Nicholas Isyumov, this year's co-ordinator and Western civil engineering professor, said the contest is an excellent way for students to pay for their tuition and books thanks to the monetary rewards. "This challenge is a wonderful way for contestants to put the information in their text books to practical use," he said. Isyumov added the contest is an extremely rigorous process for the students, who are required to submit all of their calculations along with their estimate beforehand.
Judging was done by a panel consisting of one practicing structural engineer, five faculty members from the civil engineering department and one civil engineering graduate student, Isyumov said.
Addie Blankestijn, a practicing structural engineer and judge, said the concrete slab cracked under 47,564 kg of pressure.
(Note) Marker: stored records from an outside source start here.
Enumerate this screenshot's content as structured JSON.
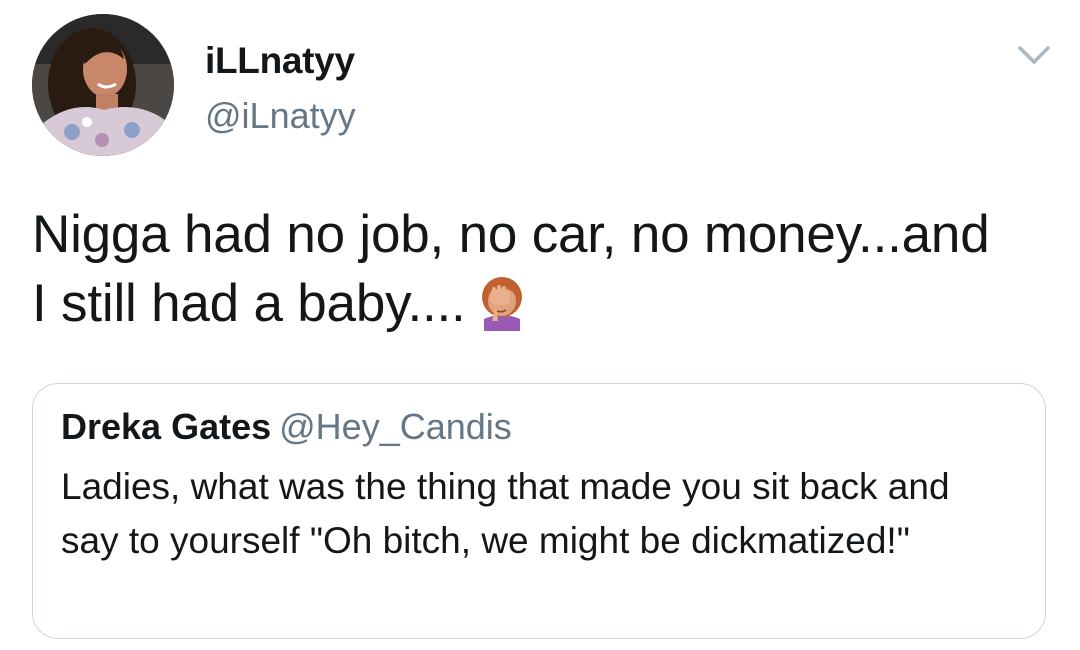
{
  "tweet": {
    "author": {
      "display_name": "iLLnatyy",
      "handle": "@iLnatyy",
      "avatar_icon": "profile-photo"
    },
    "menu_icon": "chevron-down-icon",
    "text": "Nigga had no job, no car, no money...and I still had a baby....",
    "emoji": "woman-facepalming-emoji",
    "quoted_tweet": {
      "author_name": "Dreka Gates",
      "author_handle": "@Hey_Candis",
      "text": "Ladies, what was the thing that made you sit back and say to yourself \"Oh bitch, we might be dickmatized!\""
    }
  },
  "colors": {
    "text_primary": "#14171a",
    "text_secondary": "#657786",
    "border": "#ccd6dd",
    "chevron": "#aab8c2"
  }
}
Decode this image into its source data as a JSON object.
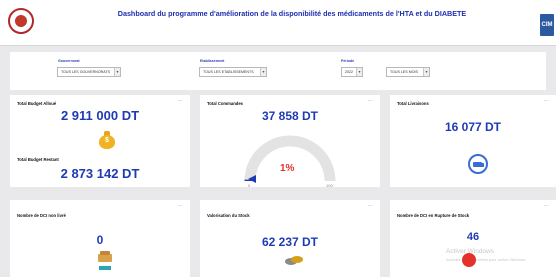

Fourth-year civil-structural student Raymond Pierre's submission estimating 45,599 kg to break the concrete block made him the first-place winner.
Pierre will receive $3,650 and a plaque for his calculation. "It's like winning a lottery," he said.
Second-place winner Rick McComb, a second year civil environmental student, earned $800 for his calculation of 41,415 kg.
The winnings proved especially exciting for engineering student Mike Baldinelli, a spectator at the event. "The winner of this contest traditionally hosts a keg party for the other civil engineering students," he said.
Pierre said he was unsure if he would carry on the tradition.
Bryan Vanbussel, last year's student convenor of the competition, said this year's competition was somewhat different. "Five steel structures were used last year which forced the contestants to make five predictions instead of one."
The contest is sponsored by Peter Higgins, a former Western engineering student, who provides the prize money and plans for the annual structure.